Few would argue that the Cardinals have had their fair share of struggles to start the year. The team is 1.5 games back in the NL Central as this is written, have formerly potent bats under performing, and question marks surrounding key members of the bullpen. One thing they have not had to worry about is a starting rotation that continues to rank among the league’s best, despite a revolving door at the 5th spot. I would suggest that they should have their open Sports Illustrated cover, but we all know how that worked out last time.
The Cards pitchers have compiled an ERA over 7+ weeks of play in the low 3’s. If you only include the starters, that drops to the high 2’s and is inclusive of some ERA-bloating performances from Tyler Lyons and Jaime Garcia (the latter coming from just one start this past Sunday in which he allowed four runs).
Adam Wainwright, Michael Wacha, and the apparently permanently injured Joe Kelly have particularly excelled with 1.85, 2.54, and 0.59 ERAs respectively. Of course Joe Kelly’s numbers were cut short at only three starts, but a spectacular season start like that ought not be ignored. It should also be noted that Wainwright’s microscopic .86 WHIP leads the team, and Wacha’s isn’t that far behind at 1.14. Wacha leads the club in SIERA at 3.06 ranked 17th in both leagues, and Wainwright comes in 24th at 3.20.

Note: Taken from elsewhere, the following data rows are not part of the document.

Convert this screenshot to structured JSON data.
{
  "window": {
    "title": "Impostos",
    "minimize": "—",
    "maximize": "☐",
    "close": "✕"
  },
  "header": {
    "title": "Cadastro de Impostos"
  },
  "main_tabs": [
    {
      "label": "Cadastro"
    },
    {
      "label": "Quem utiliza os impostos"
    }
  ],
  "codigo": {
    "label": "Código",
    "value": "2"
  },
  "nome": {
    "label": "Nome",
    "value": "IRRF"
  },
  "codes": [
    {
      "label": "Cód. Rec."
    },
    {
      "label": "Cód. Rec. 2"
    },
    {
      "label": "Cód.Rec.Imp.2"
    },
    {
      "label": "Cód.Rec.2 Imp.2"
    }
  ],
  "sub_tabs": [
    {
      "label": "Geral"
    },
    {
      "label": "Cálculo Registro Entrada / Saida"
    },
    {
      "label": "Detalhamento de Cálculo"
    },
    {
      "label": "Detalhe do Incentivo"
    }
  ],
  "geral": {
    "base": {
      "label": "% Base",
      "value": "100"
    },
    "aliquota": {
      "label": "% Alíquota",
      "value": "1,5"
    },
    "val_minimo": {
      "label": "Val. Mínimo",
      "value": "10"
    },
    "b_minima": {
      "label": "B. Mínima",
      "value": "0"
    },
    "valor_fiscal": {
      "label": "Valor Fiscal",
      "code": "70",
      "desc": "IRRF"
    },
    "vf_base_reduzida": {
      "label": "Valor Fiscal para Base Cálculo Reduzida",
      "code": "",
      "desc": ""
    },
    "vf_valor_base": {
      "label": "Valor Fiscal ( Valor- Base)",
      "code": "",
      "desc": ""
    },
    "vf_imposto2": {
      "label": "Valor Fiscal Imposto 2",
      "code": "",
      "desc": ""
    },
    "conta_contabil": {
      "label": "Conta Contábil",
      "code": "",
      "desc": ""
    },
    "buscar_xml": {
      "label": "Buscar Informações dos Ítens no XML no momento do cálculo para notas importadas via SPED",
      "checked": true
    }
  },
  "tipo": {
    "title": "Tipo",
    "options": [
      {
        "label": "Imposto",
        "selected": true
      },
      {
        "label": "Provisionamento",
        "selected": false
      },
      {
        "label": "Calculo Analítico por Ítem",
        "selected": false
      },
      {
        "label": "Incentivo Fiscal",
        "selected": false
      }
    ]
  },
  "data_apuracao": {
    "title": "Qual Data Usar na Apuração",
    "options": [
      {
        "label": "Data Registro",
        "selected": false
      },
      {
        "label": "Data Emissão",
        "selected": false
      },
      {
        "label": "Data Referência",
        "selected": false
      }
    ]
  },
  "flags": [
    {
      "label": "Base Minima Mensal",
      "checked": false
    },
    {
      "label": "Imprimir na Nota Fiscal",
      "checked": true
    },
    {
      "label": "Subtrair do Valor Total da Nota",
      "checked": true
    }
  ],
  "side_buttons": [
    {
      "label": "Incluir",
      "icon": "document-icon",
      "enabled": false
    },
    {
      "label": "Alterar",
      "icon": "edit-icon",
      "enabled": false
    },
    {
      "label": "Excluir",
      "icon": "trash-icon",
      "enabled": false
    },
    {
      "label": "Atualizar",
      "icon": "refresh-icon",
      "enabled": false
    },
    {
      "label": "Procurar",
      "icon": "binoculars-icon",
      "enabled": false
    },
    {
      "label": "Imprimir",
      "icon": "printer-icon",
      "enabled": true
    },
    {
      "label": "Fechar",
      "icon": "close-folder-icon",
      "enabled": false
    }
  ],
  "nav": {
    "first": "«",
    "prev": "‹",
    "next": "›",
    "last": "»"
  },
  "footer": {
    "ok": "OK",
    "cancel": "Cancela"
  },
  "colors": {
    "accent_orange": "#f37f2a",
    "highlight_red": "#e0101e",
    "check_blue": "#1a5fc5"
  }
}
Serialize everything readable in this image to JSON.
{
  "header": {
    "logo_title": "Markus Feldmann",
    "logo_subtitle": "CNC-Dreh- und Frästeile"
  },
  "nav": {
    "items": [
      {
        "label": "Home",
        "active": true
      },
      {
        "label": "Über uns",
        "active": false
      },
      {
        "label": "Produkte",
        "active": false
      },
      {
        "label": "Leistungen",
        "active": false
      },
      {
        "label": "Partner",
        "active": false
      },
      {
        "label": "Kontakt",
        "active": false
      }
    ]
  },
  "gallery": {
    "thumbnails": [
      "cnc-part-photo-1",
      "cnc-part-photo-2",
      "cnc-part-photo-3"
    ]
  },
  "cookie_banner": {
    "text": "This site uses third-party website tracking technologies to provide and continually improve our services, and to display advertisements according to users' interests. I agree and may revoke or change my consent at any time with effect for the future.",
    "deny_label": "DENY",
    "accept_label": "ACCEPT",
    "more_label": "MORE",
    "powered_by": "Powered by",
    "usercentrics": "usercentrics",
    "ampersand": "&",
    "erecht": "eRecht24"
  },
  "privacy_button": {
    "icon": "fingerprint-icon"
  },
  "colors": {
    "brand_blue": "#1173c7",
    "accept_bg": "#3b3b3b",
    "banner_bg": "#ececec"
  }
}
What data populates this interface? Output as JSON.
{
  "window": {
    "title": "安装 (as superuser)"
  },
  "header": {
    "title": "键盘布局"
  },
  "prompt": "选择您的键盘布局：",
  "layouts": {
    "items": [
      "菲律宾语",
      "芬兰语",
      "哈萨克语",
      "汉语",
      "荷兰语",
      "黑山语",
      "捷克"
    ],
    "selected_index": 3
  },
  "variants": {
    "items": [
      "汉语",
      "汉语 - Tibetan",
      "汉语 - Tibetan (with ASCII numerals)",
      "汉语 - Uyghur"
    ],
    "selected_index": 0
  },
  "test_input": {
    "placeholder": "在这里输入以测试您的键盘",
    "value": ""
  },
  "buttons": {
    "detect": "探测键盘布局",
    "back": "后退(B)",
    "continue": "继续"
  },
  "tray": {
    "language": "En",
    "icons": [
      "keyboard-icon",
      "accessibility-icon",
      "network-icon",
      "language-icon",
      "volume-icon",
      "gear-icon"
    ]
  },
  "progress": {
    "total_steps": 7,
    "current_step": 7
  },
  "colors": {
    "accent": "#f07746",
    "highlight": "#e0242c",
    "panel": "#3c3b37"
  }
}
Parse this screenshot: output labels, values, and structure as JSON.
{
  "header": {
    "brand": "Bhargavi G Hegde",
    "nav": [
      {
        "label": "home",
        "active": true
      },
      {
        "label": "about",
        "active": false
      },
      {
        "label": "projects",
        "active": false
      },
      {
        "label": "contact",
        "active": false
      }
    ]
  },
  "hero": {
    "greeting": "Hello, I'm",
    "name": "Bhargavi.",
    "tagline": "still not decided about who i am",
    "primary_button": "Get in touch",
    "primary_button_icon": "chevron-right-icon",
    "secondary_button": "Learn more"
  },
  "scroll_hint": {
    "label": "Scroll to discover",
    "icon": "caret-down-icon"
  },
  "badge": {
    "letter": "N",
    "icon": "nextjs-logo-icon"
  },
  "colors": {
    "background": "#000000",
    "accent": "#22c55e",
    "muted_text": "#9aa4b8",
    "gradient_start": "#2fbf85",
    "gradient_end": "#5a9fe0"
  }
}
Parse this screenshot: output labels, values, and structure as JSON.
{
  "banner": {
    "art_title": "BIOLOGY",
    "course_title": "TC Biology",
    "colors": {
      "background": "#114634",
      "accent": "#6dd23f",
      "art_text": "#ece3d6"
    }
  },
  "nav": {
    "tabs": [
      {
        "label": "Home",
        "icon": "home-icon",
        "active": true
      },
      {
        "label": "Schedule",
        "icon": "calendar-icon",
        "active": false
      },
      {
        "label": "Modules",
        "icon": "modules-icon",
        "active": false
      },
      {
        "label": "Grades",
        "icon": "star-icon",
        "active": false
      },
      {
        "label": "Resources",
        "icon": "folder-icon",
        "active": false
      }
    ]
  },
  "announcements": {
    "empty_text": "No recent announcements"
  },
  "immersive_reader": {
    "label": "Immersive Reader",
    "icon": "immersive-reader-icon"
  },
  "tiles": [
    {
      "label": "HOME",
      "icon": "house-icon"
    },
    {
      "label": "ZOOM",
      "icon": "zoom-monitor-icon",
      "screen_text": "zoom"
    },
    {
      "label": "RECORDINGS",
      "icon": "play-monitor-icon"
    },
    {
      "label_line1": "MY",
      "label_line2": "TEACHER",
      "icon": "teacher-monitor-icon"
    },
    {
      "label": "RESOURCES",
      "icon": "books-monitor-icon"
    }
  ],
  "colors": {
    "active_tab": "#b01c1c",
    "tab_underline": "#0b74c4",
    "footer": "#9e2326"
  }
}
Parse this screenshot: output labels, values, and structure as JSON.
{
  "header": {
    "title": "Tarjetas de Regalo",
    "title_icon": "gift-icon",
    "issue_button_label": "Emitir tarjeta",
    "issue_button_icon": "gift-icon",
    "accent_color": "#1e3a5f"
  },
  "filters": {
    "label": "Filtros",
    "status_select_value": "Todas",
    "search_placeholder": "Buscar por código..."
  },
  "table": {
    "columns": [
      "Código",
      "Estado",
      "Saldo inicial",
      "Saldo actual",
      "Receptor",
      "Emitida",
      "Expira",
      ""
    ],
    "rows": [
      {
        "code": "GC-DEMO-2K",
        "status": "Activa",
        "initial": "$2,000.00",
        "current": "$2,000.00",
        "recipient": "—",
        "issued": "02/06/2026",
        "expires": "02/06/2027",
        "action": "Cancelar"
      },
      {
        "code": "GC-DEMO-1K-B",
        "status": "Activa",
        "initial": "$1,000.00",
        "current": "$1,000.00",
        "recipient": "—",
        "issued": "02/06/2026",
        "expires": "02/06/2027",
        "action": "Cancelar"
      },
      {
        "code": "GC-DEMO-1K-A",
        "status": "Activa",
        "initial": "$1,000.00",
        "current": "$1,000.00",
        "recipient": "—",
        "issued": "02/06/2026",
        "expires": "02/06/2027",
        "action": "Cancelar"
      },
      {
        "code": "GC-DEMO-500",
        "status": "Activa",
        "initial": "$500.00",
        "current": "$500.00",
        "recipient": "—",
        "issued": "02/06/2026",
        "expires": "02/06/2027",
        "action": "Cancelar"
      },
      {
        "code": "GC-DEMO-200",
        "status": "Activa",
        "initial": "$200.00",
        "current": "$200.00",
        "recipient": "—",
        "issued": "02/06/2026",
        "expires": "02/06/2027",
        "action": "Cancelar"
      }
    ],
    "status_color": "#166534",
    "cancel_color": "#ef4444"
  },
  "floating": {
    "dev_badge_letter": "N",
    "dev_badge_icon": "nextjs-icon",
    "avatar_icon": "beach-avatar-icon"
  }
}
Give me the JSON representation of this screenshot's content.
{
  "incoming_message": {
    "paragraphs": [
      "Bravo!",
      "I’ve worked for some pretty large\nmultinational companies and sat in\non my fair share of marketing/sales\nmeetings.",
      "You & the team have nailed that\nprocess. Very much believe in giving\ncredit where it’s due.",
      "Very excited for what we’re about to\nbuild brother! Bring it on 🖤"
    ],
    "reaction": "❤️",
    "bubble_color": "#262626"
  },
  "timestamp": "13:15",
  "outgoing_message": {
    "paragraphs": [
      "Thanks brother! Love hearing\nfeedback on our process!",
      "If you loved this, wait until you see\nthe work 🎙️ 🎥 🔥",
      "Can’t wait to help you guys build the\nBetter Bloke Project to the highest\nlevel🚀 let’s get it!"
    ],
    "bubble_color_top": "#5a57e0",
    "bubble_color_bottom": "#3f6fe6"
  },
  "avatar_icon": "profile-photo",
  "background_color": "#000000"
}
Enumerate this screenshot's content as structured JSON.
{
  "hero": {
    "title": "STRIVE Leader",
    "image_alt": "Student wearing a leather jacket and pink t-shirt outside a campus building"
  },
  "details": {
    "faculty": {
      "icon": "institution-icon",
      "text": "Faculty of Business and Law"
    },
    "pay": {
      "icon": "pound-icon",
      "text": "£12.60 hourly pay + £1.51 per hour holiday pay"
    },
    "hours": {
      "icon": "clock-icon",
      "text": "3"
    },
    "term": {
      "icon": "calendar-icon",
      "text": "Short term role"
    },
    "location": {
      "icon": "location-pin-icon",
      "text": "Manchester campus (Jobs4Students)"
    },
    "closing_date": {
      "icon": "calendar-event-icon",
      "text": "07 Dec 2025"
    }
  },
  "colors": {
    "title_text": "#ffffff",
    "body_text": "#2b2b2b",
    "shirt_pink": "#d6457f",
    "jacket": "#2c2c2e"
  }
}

I’ve not yet made much of a stir over the three and four starters Lance Lynn and Shelby Miller, but they’ve been OK to good as well. Miller’s ERA is sitting at 3.18 after Friday’s game, where he allowed four runs in just five innings. Shelby started strong, but when the wheels came off, they landed with a thump, to the tune of a three run homer.
Lynn posts the worst showing (3.67) of anyone who’s started the whole season, but it’s improving…down to 3.60 after Thursday’s game where he racked up six strikeouts. Lynn only tossed six, but at just 89 pitches, he could have easily gone longer if he weren’t pulled for Jon Jay in a high leverage situation (spoiler alert: Jay grounded out).
Possibly the bigger pitching story is Miller. He finally made it into the 7th inning (and in fact completed it) for the first time this year last Saturday, and allowed no earned runs. For Miller, in particular, not getting past the 6th has started to become a real concern. Prior to Saturday, his outings lasted 5.1, 5.0, 6.0, 5.2, and 5.1 innings. The fact that he followed that up with a five innings outing is not encouraging, but his ERA is still respectable, especially for a fourth starter. Clearly, extending his starts is a work in progress.
Part of the bullpen’s woes can be blamed on starters (particularly Miller, and the revolving 5th starter) not making it deep into games, but another part of the problem is the makeup of that pen. Both aspects got a little better this week with Miller starting to stretch out his appearances, Jason Motte returning, and Jaime Garcia back on the mound. Garcia’s return will allow for Joe Kelly to return to the pen. Motte will provide another late-innings option to back up the big three (Rosenthal, Martinez, and Siegrist).
As good as the rotation has been, there is always room for improvement. With the relatively low number of runs allowed, aiming to be sharper isn’t likely a reasonable goal. Instead, the staff (outside of Wainwright) needs to focus on pitch efficiency so they can make it deeper into games. It would also help their cause for the Cards bats to continue to hit as they have the past week or so. That will reduce the number of times the starter gets pulled for a pinch hitter and no other reason, as Lynn was on Thursday.
There are other pitching bright spots beyond the starting rotation. Pat Neshek has been a very pleasant and unexpected surprise. Sporting an ERA below 1 in over 19 innings pitched. In fact, he’s allowed just 3 walks and 2 earned runs the whole season. Trevor Rosenthal has steadily improved and returned to 2013 form. Despite Sunday’s high-profile loss, he’s becoming (again) a reliable option when not over exposed.
The St. Louis Cardinals face struggles like every other team does. However, their starters look very good almost two months in. The recent return of two veteran pitchers, and Shelby Miller hopefully figuring out how to be more efficient, will likely make the rotation (and indirectly, the bullpen) even stronger. If that comes to fruition, and the team’s offense can keep rolling, the NL Central has much to fear from the Redbirds.